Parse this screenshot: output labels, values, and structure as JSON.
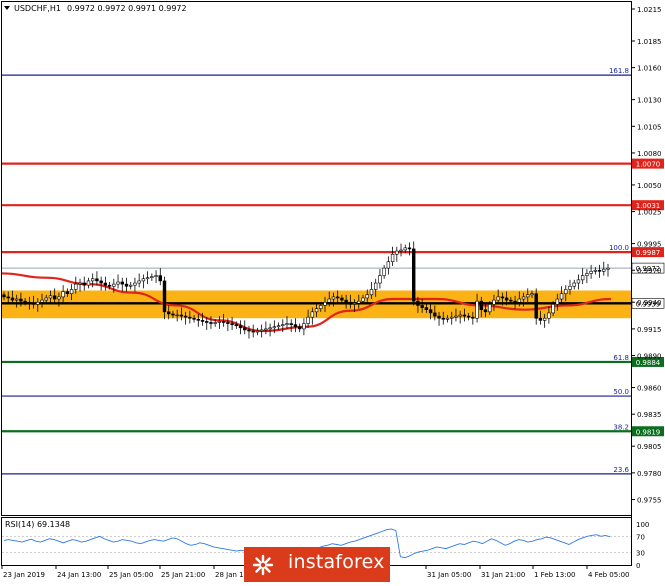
{
  "header": {
    "symbol": "USDCHF,H1",
    "ohlc": "0.9972 0.9972 0.9971 0.9972"
  },
  "rsi": {
    "label": "RSI(14) 69.1348",
    "levels": [
      "100",
      "70",
      "30",
      "0"
    ],
    "values": [
      60,
      62,
      60,
      58,
      56,
      60,
      63,
      58,
      56,
      60,
      64,
      62,
      58,
      54,
      58,
      62,
      60,
      56,
      58,
      62,
      66,
      70,
      64,
      60,
      56,
      58,
      62,
      60,
      58,
      54,
      52,
      56,
      60,
      62,
      60,
      58,
      62,
      66,
      64,
      58,
      52,
      48,
      50,
      54,
      52,
      48,
      44,
      42,
      40,
      38,
      36,
      34,
      36,
      34,
      30,
      28,
      32,
      36,
      34,
      30,
      26,
      28,
      32,
      34,
      30,
      28,
      32,
      36,
      38,
      42,
      46,
      48,
      52,
      50,
      48,
      52,
      56,
      58,
      62,
      66,
      70,
      74,
      78,
      82,
      86,
      88,
      84,
      20,
      18,
      22,
      28,
      32,
      34,
      36,
      40,
      44,
      42,
      40,
      44,
      48,
      52,
      50,
      54,
      58,
      56,
      52,
      58,
      64,
      60,
      54,
      48,
      52,
      58,
      62,
      60,
      56,
      58,
      62,
      64,
      68,
      66,
      62,
      58,
      54,
      50,
      56,
      62,
      66,
      70,
      72,
      74,
      70,
      72,
      69
    ]
  },
  "watermark": {
    "text": "instaforex"
  },
  "chart_data": {
    "type": "candlestick",
    "symbol": "USDCHF",
    "timeframe": "H1",
    "y_ticks": [
      "1.0215",
      "1.0185",
      "1.0160",
      "1.0130",
      "1.0105",
      "1.0080",
      "1.0050",
      "1.0025",
      "0.9995",
      "0.9970",
      "0.9940",
      "0.9915",
      "0.9890",
      "0.9860",
      "0.9835",
      "0.9805",
      "0.9780",
      "0.9755"
    ],
    "x_ticks": [
      "23 Jan 2019",
      "24 Jan 13:00",
      "25 Jan 05:00",
      "25 Jan 21:00",
      "28 Jan 1",
      "31 Jan 05:00",
      "31 Jan 21:00",
      "1 Feb 13:00",
      "4 Feb 05:00"
    ],
    "horizontal_lines": [
      {
        "price": 1.0153,
        "label": "161.8",
        "color": "#1b1f8f"
      },
      {
        "price": 1.007,
        "label": "1.0070",
        "color": "#e0241b"
      },
      {
        "price": 1.0031,
        "label": "1.0031",
        "color": "#e0241b"
      },
      {
        "price": 0.9987,
        "label": "0.9987",
        "fib": "100.0",
        "color": "#e0241b"
      },
      {
        "price": 0.9939,
        "label": "0.9939",
        "color": "#000000"
      },
      {
        "price": 0.9884,
        "label": "0.9884",
        "fib": "61.8",
        "color": "#0a6e1e"
      },
      {
        "price": 0.9852,
        "label": "50.0",
        "color": "#1b1f8f"
      },
      {
        "price": 0.9819,
        "label": "0.9819",
        "fib": "38.2",
        "color": "#0a6e1e"
      },
      {
        "price": 0.9779,
        "label": "23.6",
        "color": "#1b1f8f"
      }
    ],
    "current_price": 0.9972,
    "support_zone": [
      0.9925,
      0.9951
    ],
    "moving_average": [
      0.9967,
      0.9963,
      0.9957,
      0.9949,
      0.9937,
      0.9923,
      0.9913,
      0.9917,
      0.9932,
      0.9943,
      0.9943,
      0.9937,
      0.9933,
      0.9937,
      0.9943
    ],
    "closes": [
      0.9945,
      0.9944,
      0.9942,
      0.9943,
      0.9941,
      0.994,
      0.9939,
      0.9938,
      0.994,
      0.9942,
      0.9944,
      0.9946,
      0.9943,
      0.9945,
      0.995,
      0.9948,
      0.9952,
      0.9957,
      0.9958,
      0.9956,
      0.996,
      0.9962,
      0.996,
      0.9958,
      0.9956,
      0.9955,
      0.9957,
      0.9959,
      0.9957,
      0.9955,
      0.9956,
      0.9958,
      0.996,
      0.9962,
      0.9963,
      0.9964,
      0.9965,
      0.996,
      0.9931,
      0.9929,
      0.9928,
      0.9928,
      0.9927,
      0.9926,
      0.9925,
      0.9924,
      0.9923,
      0.9922,
      0.9921,
      0.992,
      0.9921,
      0.9922,
      0.9921,
      0.992,
      0.9919,
      0.9918,
      0.9916,
      0.9914,
      0.9913,
      0.9912,
      0.9913,
      0.9914,
      0.9915,
      0.9916,
      0.9917,
      0.9918,
      0.9919,
      0.992,
      0.9919,
      0.9917,
      0.9915,
      0.992,
      0.9926,
      0.9931,
      0.9934,
      0.9937,
      0.994,
      0.9943,
      0.9945,
      0.9944,
      0.9942,
      0.994,
      0.9938,
      0.9939,
      0.9941,
      0.9944,
      0.9947,
      0.9952,
      0.9958,
      0.9965,
      0.9972,
      0.9978,
      0.9985,
      0.9988,
      0.9989,
      0.9991,
      0.999,
      0.9941,
      0.9937,
      0.9935,
      0.9933,
      0.993,
      0.9927,
      0.9925,
      0.9924,
      0.9925,
      0.9926,
      0.9927,
      0.9928,
      0.9927,
      0.9926,
      0.9925,
      0.9941,
      0.9933,
      0.9931,
      0.9938,
      0.9942,
      0.9945,
      0.9944,
      0.9942,
      0.9941,
      0.994,
      0.9943,
      0.9945,
      0.9947,
      0.9948,
      0.9925,
      0.9923,
      0.9925,
      0.993,
      0.9938,
      0.9943,
      0.9948,
      0.9952,
      0.9955,
      0.9958,
      0.9961,
      0.9965,
      0.9967,
      0.9969,
      0.997,
      0.9969,
      0.9971,
      0.9972
    ]
  }
}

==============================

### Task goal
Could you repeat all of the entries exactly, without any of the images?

### Task output
Parse this screenshot: output labels, values, and structure as JSON.
{
  "header": {
    "symbol": "USDCHF,H1",
    "ohlc": "0.9972 0.9972 0.9971 0.9972"
  },
  "rsi": {
    "label": "RSI(14) 69.1348",
    "levels": [
      "100",
      "70",
      "30",
      "0"
    ],
    "values": [
      60,
      62,
      60,
      58,
      56,
      60,
      63,
      58,
      56,
      60,
      64,
      62,
      58,
      54,
      58,
      62,
      60,
      56,
      58,
      62,
      66,
      70,
      64,
      60,
      56,
      58,
      62,
      60,
      58,
      54,
      52,
      56,
      60,
      62,
      60,
      58,
      62,
      66,
      64,
      58,
      52,
      48,
      50,
      54,
      52,
      48,
      44,
      42,
      40,
      38,
      36,
      34,
      36,
      34,
      30,
      28,
      32,
      36,
      34,
      30,
      26,
      28,
      32,
      34,
      30,
      28,
      32,
      36,
      38,
      42,
      46,
      48,
      52,
      50,
      48,
      52,
      56,
      58,
      62,
      66,
      70,
      74,
      78,
      82,
      86,
      88,
      84,
      20,
      18,
      22,
      28,
      32,
      34,
      36,
      40,
      44,
      42,
      40,
      44,
      48,
      52,
      50,
      54,
      58,
      56,
      52,
      58,
      64,
      60,
      54,
      48,
      52,
      58,
      62,
      60,
      56,
      58,
      62,
      64,
      68,
      66,
      62,
      58,
      54,
      50,
      56,
      62,
      66,
      70,
      72,
      74,
      70,
      72,
      69
    ]
  },
  "watermark": {
    "text": "instaforex"
  },
  "chart_data": {
    "type": "candlestick",
    "symbol": "USDCHF",
    "timeframe": "H1",
    "y_ticks": [
      "1.0215",
      "1.0185",
      "1.0160",
      "1.0130",
      "1.0105",
      "1.0080",
      "1.0050",
      "1.0025",
      "0.9995",
      "0.9970",
      "0.9940",
      "0.9915",
      "0.9890",
      "0.9860",
      "0.9835",
      "0.9805",
      "0.9780",
      "0.9755"
    ],
    "x_ticks": [
      "23 Jan 2019",
      "24 Jan 13:00",
      "25 Jan 05:00",
      "25 Jan 21:00",
      "28 Jan 1",
      "31 Jan 05:00",
      "31 Jan 21:00",
      "1 Feb 13:00",
      "4 Feb 05:00"
    ],
    "horizontal_lines": [
      {
        "price": 1.0153,
        "label": "161.8",
        "color": "#1b1f8f"
      },
      {
        "price": 1.007,
        "label": "1.0070",
        "color": "#e0241b"
      },
      {
        "price": 1.0031,
        "label": "1.0031",
        "color": "#e0241b"
      },
      {
        "price": 0.9987,
        "label": "0.9987",
        "fib": "100.0",
        "color": "#e0241b"
      },
      {
        "price": 0.9939,
        "label": "0.9939",
        "color": "#000000"
      },
      {
        "price": 0.9884,
        "label": "0.9884",
        "fib": "61.8",
        "color": "#0a6e1e"
      },
      {
        "price": 0.9852,
        "label": "50.0",
        "color": "#1b1f8f"
      },
      {
        "price": 0.9819,
        "label": "0.9819",
        "fib": "38.2",
        "color": "#0a6e1e"
      },
      {
        "price": 0.9779,
        "label": "23.6",
        "color": "#1b1f8f"
      }
    ],
    "current_price": 0.9972,
    "support_zone": [
      0.9925,
      0.9951
    ],
    "moving_average": [
      0.9967,
      0.9963,
      0.9957,
      0.9949,
      0.9937,
      0.9923,
      0.9913,
      0.9917,
      0.9932,
      0.9943,
      0.9943,
      0.9937,
      0.9933,
      0.9937,
      0.9943
    ],
    "closes": [
      0.9945,
      0.9944,
      0.9942,
      0.9943,
      0.9941,
      0.994,
      0.9939,
      0.9938,
      0.994,
      0.9942,
      0.9944,
      0.9946,
      0.9943,
      0.9945,
      0.995,
      0.9948,
      0.9952,
      0.9957,
      0.9958,
      0.9956,
      0.996,
      0.9962,
      0.996,
      0.9958,
      0.9956,
      0.9955,
      0.9957,
      0.9959,
      0.9957,
      0.9955,
      0.9956,
      0.9958,
      0.996,
      0.9962,
      0.9963,
      0.9964,
      0.9965,
      0.996,
      0.9931,
      0.9929,
      0.9928,
      0.9928,
      0.9927,
      0.9926,
      0.9925,
      0.9924,
      0.9923,
      0.9922,
      0.9921,
      0.992,
      0.9921,
      0.9922,
      0.9921,
      0.992,
      0.9919,
      0.9918,
      0.9916,
      0.9914,
      0.9913,
      0.9912,
      0.9913,
      0.9914,
      0.9915,
      0.9916,
      0.9917,
      0.9918,
      0.9919,
      0.992,
      0.9919,
      0.9917,
      0.9915,
      0.992,
      0.9926,
      0.9931,
      0.9934,
      0.9937,
      0.994,
      0.9943,
      0.9945,
      0.9944,
      0.9942,
      0.994,
      0.9938,
      0.9939,
      0.9941,
      0.9944,
      0.9947,
      0.9952,
      0.9958,
      0.9965,
      0.9972,
      0.9978,
      0.9985,
      0.9988,
      0.9989,
      0.9991,
      0.999,
      0.9941,
      0.9937,
      0.9935,
      0.9933,
      0.993,
      0.9927,
      0.9925,
      0.9924,
      0.9925,
      0.9926,
      0.9927,
      0.9928,
      0.9927,
      0.9926,
      0.9925,
      0.9941,
      0.9933,
      0.9931,
      0.9938,
      0.9942,
      0.9945,
      0.9944,
      0.9942,
      0.9941,
      0.994,
      0.9943,
      0.9945,
      0.9947,
      0.9948,
      0.9925,
      0.9923,
      0.9925,
      0.993,
      0.9938,
      0.9943,
      0.9948,
      0.9952,
      0.9955,
      0.9958,
      0.9961,
      0.9965,
      0.9967,
      0.9969,
      0.997,
      0.9969,
      0.9971,
      0.9972
    ]
  }
}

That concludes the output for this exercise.